One is wearing a sinister looking mask. The one in the bottom right looks barely human at all. The whole thing is also, it has to be said, not afraid to be ugly.
So what is going on?
With this painting, Picasso was again challenging the idea of what a painting could be. Instead of just emotions, he was now layering intellectual ideas of how woman were depicted in art, or viewed in society, or in his own mind.
His prostitutes show no shame, as would be expected at the time. They appear strong and powerful, even menacing. The picture also, in many interpretations, highlights Picasso’s own repressed fear of female sexuality. This is complex stuff.
But as art advanced and became more complex, one thing connected these new styles to earlier, more traditional approaches; artworks still had a subject.
That is, they still showed a face, or a building, or a landscape, however exotically depicted.
Enter the Abstractionists.
Russian born Wasily Kandinsky is often thought of the first Abstract artist.
As a young man, he had seen both the works of Monet and Van Gogh and been enormously impressed by both. His earliest paintings were an attempt to imitate the style of these artists.

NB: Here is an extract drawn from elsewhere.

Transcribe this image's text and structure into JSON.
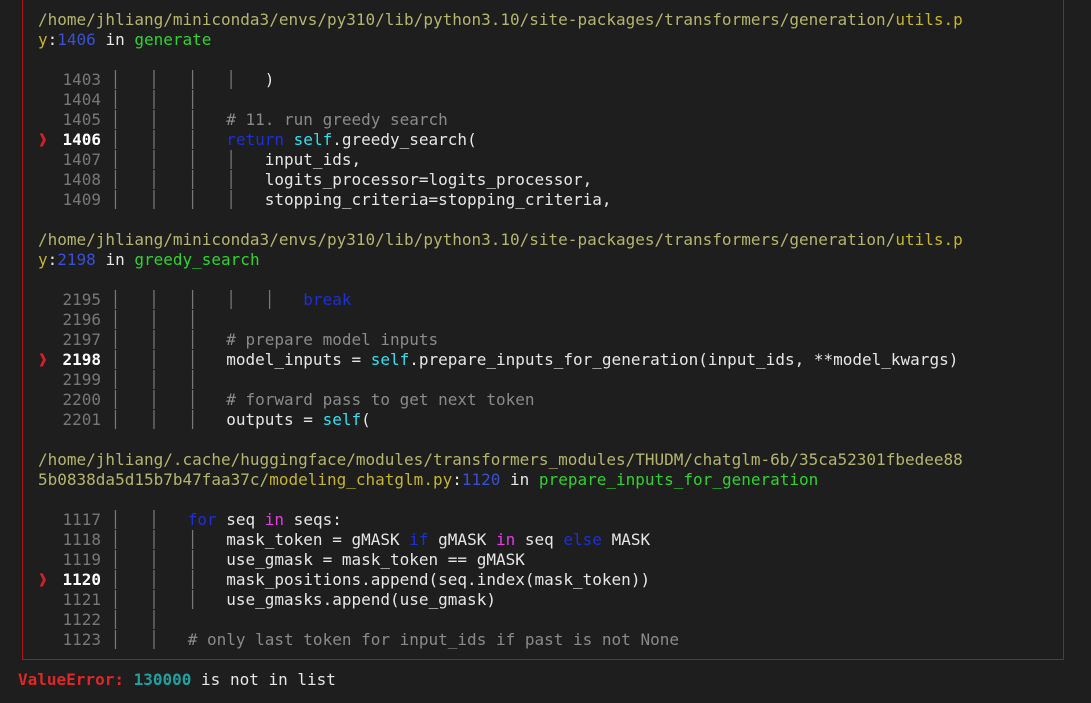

But from around 1909, he began to experiment with paintings that dispensed with a subject, and replaced this with exotic patterns; circles, zig zags, chevrons.
Or, sometimes he dispensed with these as well, and simply splashed large blobs of free form colour about.
Kandinsky’s goal with this unusual approach was, again, to provoke an emotional response.
And he finally decided that having a subject was an obstacle to this goal; if you paint a picture of a bowl of fruit, say, the observer will bring with them all of their preconceived ideas of fruit, and bowls, and so will not be able to fully experience what the artist is trying to convey.
But, if you show someone a purely abstract image, they have no frame of reference to view it through. It is unexpected, and surprising, and makes the audience engage just with the picture.
In 1911, Kandinsky exhibited his first fully abstract work, ‘Picture with a Circle’.
Displayed in Munich, then the location of a thriving radical art scene, Kandinsky’s painting was met with bafflement, but also excitement.
An eccentric figure, to put it mildly, Kandinsky was happy to explain to his audience that his abstract works had a ‘musical’ element, and that they were designed to facilitate a communion between the mind and the spirit.
A self proclaimed mystic, and 'truth seeker', Kandinsky would expand on these ideas in in a book, 'Concerning the Spiritual in Art', he wrote and self published the following year, :
‘Colour is a power that directly influences the soul.
Colour is the keyboard, the eyes are the hammers, the soul is the piano with many strings.
Bright red can affect us like the call of a trumpet.’
- Wasily Kandinsky, 'Concerning the Spiritual in Art' (1912)
Visual arts would never be the same again.